More about that in a moment. But first let’s talk about Michael Anthony.

When people think about the band Van Halen, Michael Anthony might be the last guy that comes to mind. Eddie and Alex Van Halen are lauded for their musicianship. David Lee Roth may have been rock’s greatest showman (plus he could sing).   Even Sammy Hagar, who could broker a lasting Middle East peace and still not make up for inflicting “I Can’t Drive 55” on an innocent world, has his fans.

No one ever talks about Michael Anthony. Let me tell you: Michael Anthony was the most important member of Van Halen in all of its incarnations. It was not only because his playing was so effective: think of the rumbling pulse that organizes and propels “Runnin’ with the Devil”.  And it was not only because he played a custom Jack Daniels bass (though it was quite awesome indeed).

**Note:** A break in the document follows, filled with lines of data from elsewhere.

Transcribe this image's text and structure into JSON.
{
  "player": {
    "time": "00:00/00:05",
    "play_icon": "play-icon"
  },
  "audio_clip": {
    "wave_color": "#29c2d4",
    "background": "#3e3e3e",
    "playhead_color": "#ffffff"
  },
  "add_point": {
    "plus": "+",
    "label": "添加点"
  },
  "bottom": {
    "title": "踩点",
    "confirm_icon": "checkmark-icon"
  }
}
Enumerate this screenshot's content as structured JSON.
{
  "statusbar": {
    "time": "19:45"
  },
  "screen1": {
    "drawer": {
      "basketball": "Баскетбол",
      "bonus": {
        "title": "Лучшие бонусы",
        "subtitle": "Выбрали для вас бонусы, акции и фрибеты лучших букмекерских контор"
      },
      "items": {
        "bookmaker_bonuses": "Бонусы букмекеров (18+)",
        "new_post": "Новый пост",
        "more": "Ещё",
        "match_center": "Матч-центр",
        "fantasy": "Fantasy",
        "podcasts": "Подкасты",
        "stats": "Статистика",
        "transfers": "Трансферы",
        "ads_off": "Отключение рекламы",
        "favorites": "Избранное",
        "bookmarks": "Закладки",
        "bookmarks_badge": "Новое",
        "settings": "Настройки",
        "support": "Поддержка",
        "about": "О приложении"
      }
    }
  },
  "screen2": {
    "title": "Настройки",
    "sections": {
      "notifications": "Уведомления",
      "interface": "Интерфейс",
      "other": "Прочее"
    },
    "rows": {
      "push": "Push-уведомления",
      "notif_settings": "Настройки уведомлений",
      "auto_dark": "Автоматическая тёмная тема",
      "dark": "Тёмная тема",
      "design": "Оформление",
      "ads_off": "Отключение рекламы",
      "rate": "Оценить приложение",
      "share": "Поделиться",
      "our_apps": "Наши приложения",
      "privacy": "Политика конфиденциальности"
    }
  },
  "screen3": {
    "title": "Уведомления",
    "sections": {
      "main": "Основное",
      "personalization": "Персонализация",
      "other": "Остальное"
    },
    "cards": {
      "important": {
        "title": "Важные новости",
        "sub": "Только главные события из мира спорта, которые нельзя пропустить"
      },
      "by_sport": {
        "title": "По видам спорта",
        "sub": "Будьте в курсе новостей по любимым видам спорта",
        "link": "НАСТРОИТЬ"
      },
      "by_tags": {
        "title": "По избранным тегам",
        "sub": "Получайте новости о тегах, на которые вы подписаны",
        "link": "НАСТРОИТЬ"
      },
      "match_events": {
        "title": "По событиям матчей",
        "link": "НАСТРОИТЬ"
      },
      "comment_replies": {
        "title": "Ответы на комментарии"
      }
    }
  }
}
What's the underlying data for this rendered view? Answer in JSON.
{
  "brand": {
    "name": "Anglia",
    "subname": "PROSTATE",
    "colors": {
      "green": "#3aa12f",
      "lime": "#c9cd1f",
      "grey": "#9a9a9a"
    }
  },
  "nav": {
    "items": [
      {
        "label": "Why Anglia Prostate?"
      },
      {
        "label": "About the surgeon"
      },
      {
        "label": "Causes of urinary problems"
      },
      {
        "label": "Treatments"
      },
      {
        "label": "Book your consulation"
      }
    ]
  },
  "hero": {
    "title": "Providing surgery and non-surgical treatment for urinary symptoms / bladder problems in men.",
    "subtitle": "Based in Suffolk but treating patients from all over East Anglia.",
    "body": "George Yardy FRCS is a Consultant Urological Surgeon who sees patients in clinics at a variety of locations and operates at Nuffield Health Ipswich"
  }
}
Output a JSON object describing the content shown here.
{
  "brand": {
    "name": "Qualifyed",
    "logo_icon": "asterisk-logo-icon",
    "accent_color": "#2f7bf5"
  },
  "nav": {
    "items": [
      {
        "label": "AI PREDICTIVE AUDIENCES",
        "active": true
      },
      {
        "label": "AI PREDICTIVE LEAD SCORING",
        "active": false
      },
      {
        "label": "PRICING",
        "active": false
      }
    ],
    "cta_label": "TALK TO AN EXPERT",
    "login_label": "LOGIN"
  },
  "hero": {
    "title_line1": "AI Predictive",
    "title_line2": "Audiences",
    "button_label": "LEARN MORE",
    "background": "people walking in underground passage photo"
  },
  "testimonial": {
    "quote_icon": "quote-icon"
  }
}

Michael Anthony was the most important member of Van Halen because his magnificent background vocals held so many songs together—songs that would have otherwise drowned in Eddie’s trippy guitar neck mayhem and David’s lunatic whooping. Think of the sweet, harmonized chorus of “Best of Both Worlds” which almost rescues the song from Sammy’s whiny yelps.

Michael Anthony gets no credit for his critical, foundational role in Van Halen, and it’s a damn shame.

Now back to ROIs. The most neglected part of the ROI process is the post-implementation follow up. And that, too, is a shame. Too often a company gets the win, books the revenue, and starts planning the next deal. Rarely do companies take the time and expense to see how their product actually performs in the field. And that lapse becomes evident when they try to sell the next time. If you want to argue in your ROI that your product will help your customers build ten more widgets per day, you need to have documented evidence that a 20% improvement in production efficiency actually happens in the real world to real companies who buy your product, and not only in your theoretical spreadsheet.

The companies that excel here send professional services teams in to measure performance in the months after implementation. Or they hire third party analysts to survey their customers and to aggregate their results. So when their value engineers forecast a productivity gain to prospects, they can defend that projection with credibility and good conscience. That defensible projection is the engine that holds the ROI together and makes it work.

Others make unsubstantiated guesses about future state improvements and can’t respond effectively when challenged. Or they aggregate unvalidated projections into zones of estimated results.   The result is like Van Halen without Michael Anthony—a lot of talented people making noise.

Post-implementation best practice
Effective use of post-implementation results in an ROI

Effective ROIs can help you sell more product at a higher value and consuming fewer sales cycles than otherwise. If you aren’t doing post-implementation follow-up and using the results to validate your ROIs, you might as well hire Gary Cherone as a sales director.


Your email address will not be published.